A few people have told me that my posts and photographs have inspired them to add Corsica to their ‘bucket list’ which is wonderful. I even heard today that my photos had inspired someone to buy a camera, which I was extremely pleased to hear!
When… Aged 10
My first journey abroad was at the age of 10, when my sister (aged 12) and I caught the ferry to France where we’d be staying with a French family for the week. It was very exciting being allowed to travel by ourselves on the ferry – not quite a “Slow boat to China” but an adventure non-the-less. It was a wonderful experience (apart from what looked like raw mince that they tried to feed me; I was somewhat less adventurous than I am now when it came to food!)
I’ve been blogging through ‘Travel with Kat’ since last September and I have really enjoyed receiving feed-back from fellow bloggers and reading their inspiring posts too. Suzanne from ‘The Travel Bunny’ has certainly got me hankering to visit Hoi An, Vietnam.
Lucy’s blog ‘On the Luce’ is another one of the many blogs I really enjoy following and I’ll be looking to her for some inspiration on my forthcoming weekend in Paris.
Recently I was lucky enough to meet and interview travel writer Frances Linzee Gordon. Her tales of travelling solo across countries such as Morocco, Ethiopia and Yemen are fascinating. She believes that you should never refuse an invitation while travelling. She goes by her instincts and uses her three-second rule of maintaining eye contact with a stranger to see if she thinks they are trustworthy. She is certainly a very inspiring lady! I have done some travelling on my own before but Frances has certainly spurred me on to step that littlebit further out of my comfort zone. Perhaps I should now make the journey to Shanghai myself and walk down the street that was once called Bubbling Well Road. I wonder what my grandmother would make of today’s Shanghai.
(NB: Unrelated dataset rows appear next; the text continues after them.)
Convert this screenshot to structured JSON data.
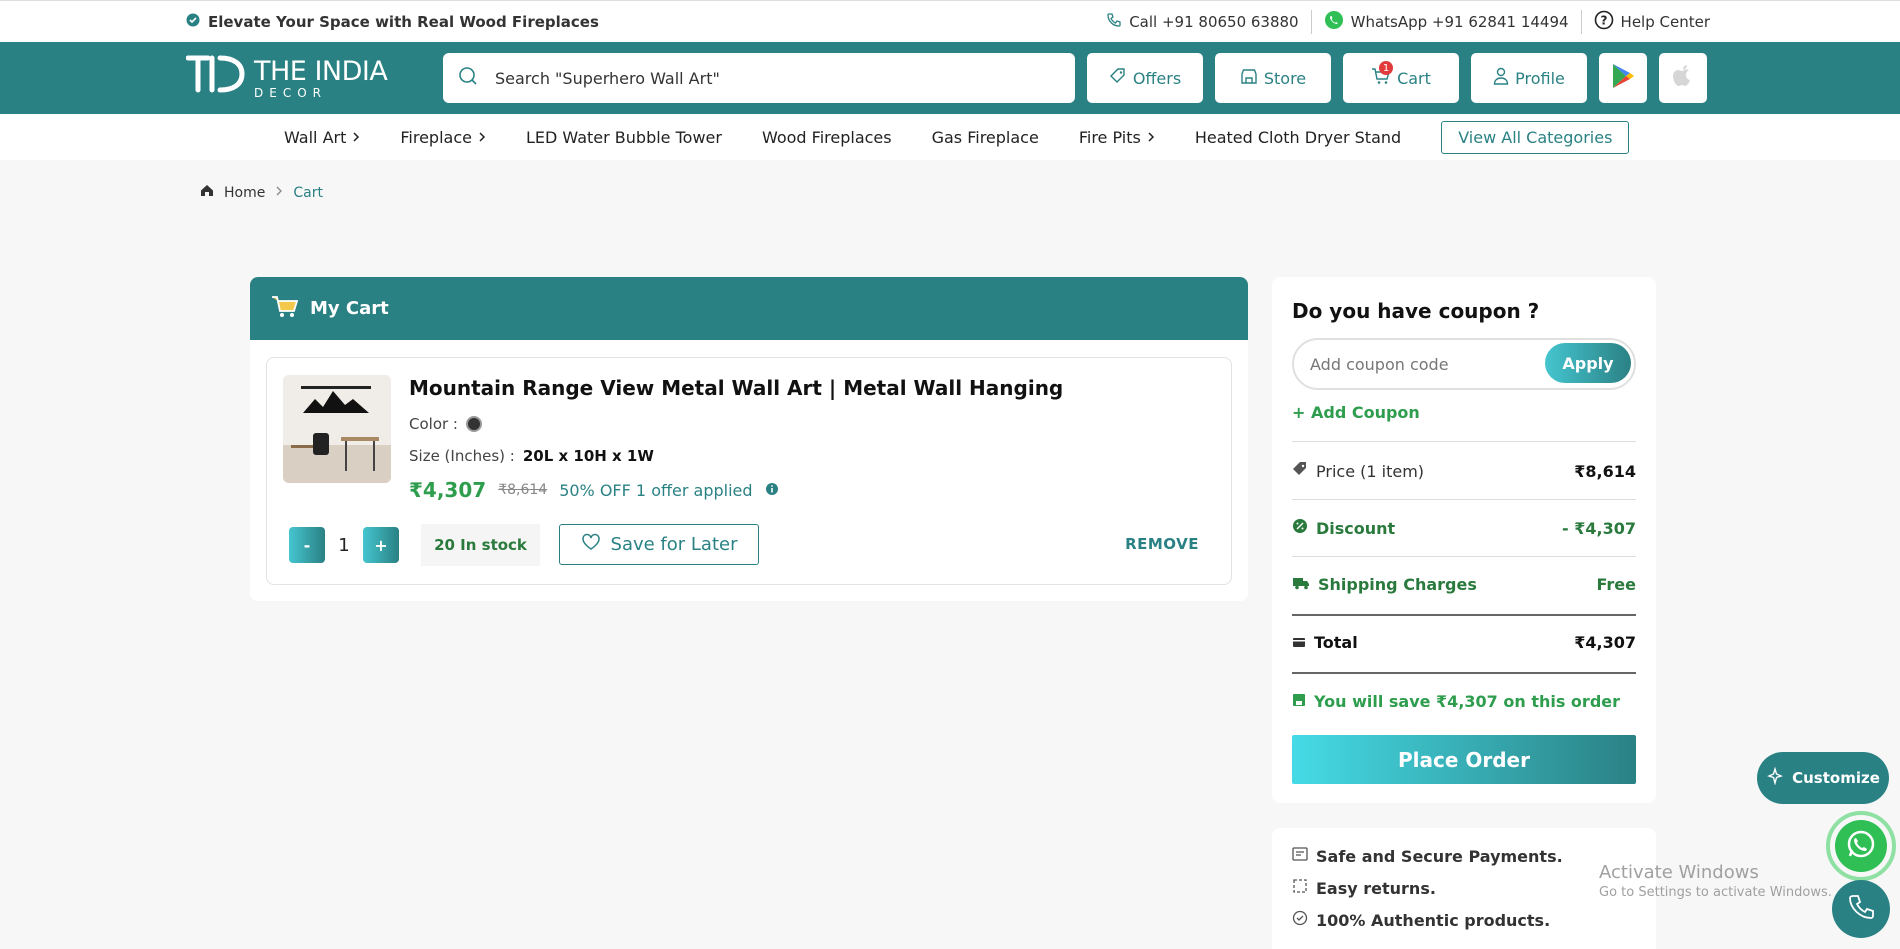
{
  "topbar": {
    "promo": "Elevate Your Space with Real Wood Fireplaces",
    "call": "Call +91 80650 63880",
    "whatsapp": "WhatsApp +91 62841 14494",
    "help": "Help Center"
  },
  "brand": {
    "name_line1": "THE INDIA",
    "name_line2": "DECOR"
  },
  "search": {
    "placeholder": "Search \"Superhero Wall Art\""
  },
  "header_buttons": {
    "offers": "Offers",
    "store": "Store",
    "cart": "Cart",
    "cart_count": "1",
    "profile": "Profile"
  },
  "nav": {
    "items": [
      "Wall Art",
      "Fireplace",
      "LED Water Bubble Tower",
      "Wood Fireplaces",
      "Gas Fireplace",
      "Fire Pits",
      "Heated Cloth Dryer Stand"
    ],
    "view_all": "View All Categories"
  },
  "breadcrumb": {
    "home": "Home",
    "current": "Cart"
  },
  "cart": {
    "title": "My Cart",
    "item": {
      "name": "Mountain Range View Metal Wall Art | Metal Wall Hanging",
      "color_label": "Color :",
      "color_hex": "#333333",
      "size_label": "Size (Inches) :",
      "size_value": "20L x 10H x 1W",
      "price": "₹4,307",
      "mrp": "₹8,614",
      "offer": "50% OFF 1 offer applied",
      "qty_minus": "-",
      "qty": "1",
      "qty_plus": "+",
      "stock": "20 In stock",
      "save_for_later": "Save for Later",
      "remove": "REMOVE"
    }
  },
  "summary": {
    "coupon_title": "Do you have coupon ?",
    "coupon_placeholder": "Add coupon code",
    "apply": "Apply",
    "add_coupon": "+ Add Coupon",
    "price_label": "Price (1 item)",
    "price_value": "₹8,614",
    "discount_label": "Discount",
    "discount_value": "- ₹4,307",
    "shipping_label": "Shipping Charges",
    "shipping_value": "Free",
    "total_label": "Total",
    "total_value": "₹4,307",
    "save_note": "You will save ₹4,307 on this order",
    "place_order": "Place Order"
  },
  "trust": [
    "Safe and Secure Payments.",
    "Easy returns.",
    "100% Authentic products."
  ],
  "floating": {
    "customize": "Customize"
  },
  "watermark": {
    "line1": "Activate Windows",
    "line2": "Go to Settings to activate Windows."
  },
  "colors": {
    "brand": "#2a8184",
    "green": "#2e9d4d",
    "accent_gradient": "#45c5cf"
  }
}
Yes, I really must go and have an oriental adventure of my own, walking in my grandmother’s footsteps!
Madhu, The Urge to Wander
David & Veronica, The Gypsy Nester
Sherry, Fabulous 50’s
Cynthia, Hapi Dayz
Jennifer, My Sardinian Life
*Northampton Musem on Flickr
India photographs on Flickr
Gambia photographs on Flickr
Corsica photographs on Flickr